Euro Faces 'Nasty Move Lower' on Political Uncertainty: Analysts
Writer CNBC.com Asia
The euro, which fell to its lowest level in more than three months on Monday after elections in France and Greece saw voters rejecting pro-bailout policies, is likely to drop further, say analysts, unless the new governments continue with austerity measures to reduce their debt burden.
Forex strategists expect the single currencyto fall to 1.27-1.25 against the U.S. dollar in coming months given the political uncertainty. “Sentiment is very bearish, The euro is under a lot of pressure right now. I get the feeling that it’s going to be a nasty move lower for the euro finally,” John Noonan, Senior Forex Analyst with Thomson Reuters in Sydney, said on CNBC Asia’s “Squawk Box”.
“If we get below 1.2950 where there’s some technical support, I really don’t see any support ahead of that at the 1.2650, 1.27 level,” he added.
In Asian trade on Monday, the euro fell to $1.2927 at noon Singapore time (4 a.m GMT) after Socialist Francois Hollande won the elections on Sunday to be France’s next president, ousting incumbent Nicolas Sarkozy who had pushed for strict fiscal policies aimed at managing huge debts. In Greece too, the pro-bailout parties were given a beating, winning just over 32 percent of the vote and 149 seats out of the 300-seat parliament.
The election results are weighing on markets and how much the euro declines from here is “an open question,” John Horner, Forex Strategist with Deutsche Bank in Sydney told CNBC. “The mid-year forecast for euro has been for some time a move towards $1.25 near the lows we saw last year, and so that certainly looks achievable at some stage in the coming months, given that the growth numbers in Europe were very disappointing last week,” he said.
The currency last traded below $1.27 on January 16, when it closed at $1.2657 after Greece had markets on edge over debt-restructuring talks with its creditors.

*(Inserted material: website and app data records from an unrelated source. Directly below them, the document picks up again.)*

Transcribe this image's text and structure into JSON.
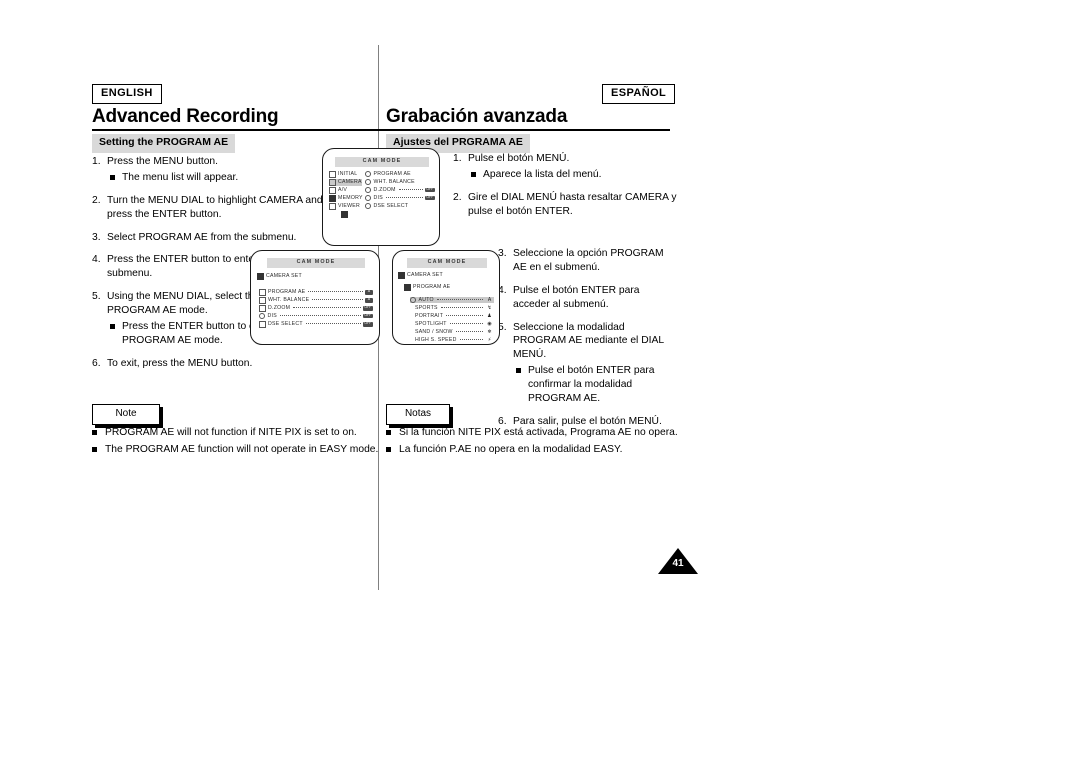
{
  "page": {
    "number": "41"
  },
  "english": {
    "badge": "ENGLISH",
    "title": "Advanced Recording",
    "section": "Setting the PROGRAM AE",
    "steps": [
      {
        "num": "1.",
        "text": "Press the MENU button.",
        "sub": "The menu list will appear."
      },
      {
        "num": "2.",
        "text": "Turn the MENU DIAL to highlight CAMERA and press the ENTER button."
      },
      {
        "num": "3.",
        "text": "Select PROGRAM AE from the submenu."
      },
      {
        "num": "4.",
        "text": "Press the ENTER button to enter the submenu."
      },
      {
        "num": "5.",
        "text": "Using the MENU DIAL, select the PROGRAM AE mode.",
        "sub": "Press the ENTER button to confirm the PROGRAM AE mode."
      },
      {
        "num": "6.",
        "text": "To exit, press the MENU button."
      }
    ],
    "note_label": "Note",
    "notes": [
      "PROGRAM AE will not function if NITE PIX is set to on.",
      "The PROGRAM AE function will not operate in EASY mode."
    ]
  },
  "spanish": {
    "badge": "ESPAÑOL",
    "title": "Grabación avanzada",
    "section": "Ajustes del PRGRAMA AE",
    "steps_top": [
      {
        "num": "1.",
        "text": "Pulse el botón MENÚ.",
        "sub": "Aparece la lista del menú."
      },
      {
        "num": "2.",
        "text": "Gire el DIAL MENÚ hasta resaltar CAMERA y pulse el botón ENTER."
      }
    ],
    "steps_bottom": [
      {
        "num": "3.",
        "text": "Seleccione la opción PROGRAM AE en el submenú."
      },
      {
        "num": "4.",
        "text": "Pulse el botón ENTER para acceder al submenú."
      },
      {
        "num": "5.",
        "text": "Seleccione la modalidad PROGRAM AE mediante el DIAL MENÚ.",
        "sub": "Pulse el botón ENTER para confirmar la modalidad PROGRAM AE."
      },
      {
        "num": "6.",
        "text": "Para salir, pulse el botón MENÚ."
      }
    ],
    "note_label": "Notas",
    "notes": [
      "Si la función NITE PIX está activada, Programa AE no opera.",
      "La función P.AE no opera en la modalidad EASY."
    ]
  },
  "lcd_main_menu": {
    "title": "CAM MODE",
    "left_column": [
      {
        "label": "INITIAL",
        "selected": false
      },
      {
        "label": "CAMERA",
        "selected": true
      },
      {
        "label": "A/V",
        "selected": false
      },
      {
        "label": "MEMORY",
        "selected": false
      },
      {
        "label": "VIEWER",
        "selected": false
      }
    ],
    "right_column": [
      {
        "label": "PROGRAM AE",
        "value": ""
      },
      {
        "label": "WHT. BALANCE",
        "value": ""
      },
      {
        "label": "D.ZOOM",
        "value": "OFF"
      },
      {
        "label": "DIS",
        "value": "OFF"
      },
      {
        "label": "DSE SELECT",
        "value": ""
      }
    ]
  },
  "lcd_camera_set": {
    "title": "CAM MODE",
    "header": "CAMERA SET",
    "items": [
      {
        "label": "PROGRAM AE",
        "value": "A"
      },
      {
        "label": "WHT. BALANCE",
        "value": "A"
      },
      {
        "label": "D.ZOOM",
        "value": "OFF"
      },
      {
        "label": "DIS",
        "value": "OFF"
      },
      {
        "label": "DSE SELECT",
        "value": "OFF"
      }
    ]
  },
  "lcd_program_ae": {
    "title": "CAM MODE",
    "header": "CAMERA SET",
    "subheader": "PROGRAM AE",
    "items": [
      {
        "label": "AUTO",
        "selected": true,
        "glyph": "A"
      },
      {
        "label": "SPORTS",
        "selected": false,
        "glyph": "↯"
      },
      {
        "label": "PORTRAIT",
        "selected": false,
        "glyph": "♟"
      },
      {
        "label": "SPOTLIGHT",
        "selected": false,
        "glyph": "◉"
      },
      {
        "label": "SAND / SNOW",
        "selected": false,
        "glyph": "❄"
      },
      {
        "label": "HIGH S. SPEED",
        "selected": false,
        "glyph": "⚡"
      }
    ]
  }
}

David Roche, President at Independent Strategy, a London-based research firm, says the direction of the euro depends on the policy response to the backlash against austerity. “I do think that we’re going to go to the $1.27 level for the moment. Because then, we’ll get a reaction from the ECB.”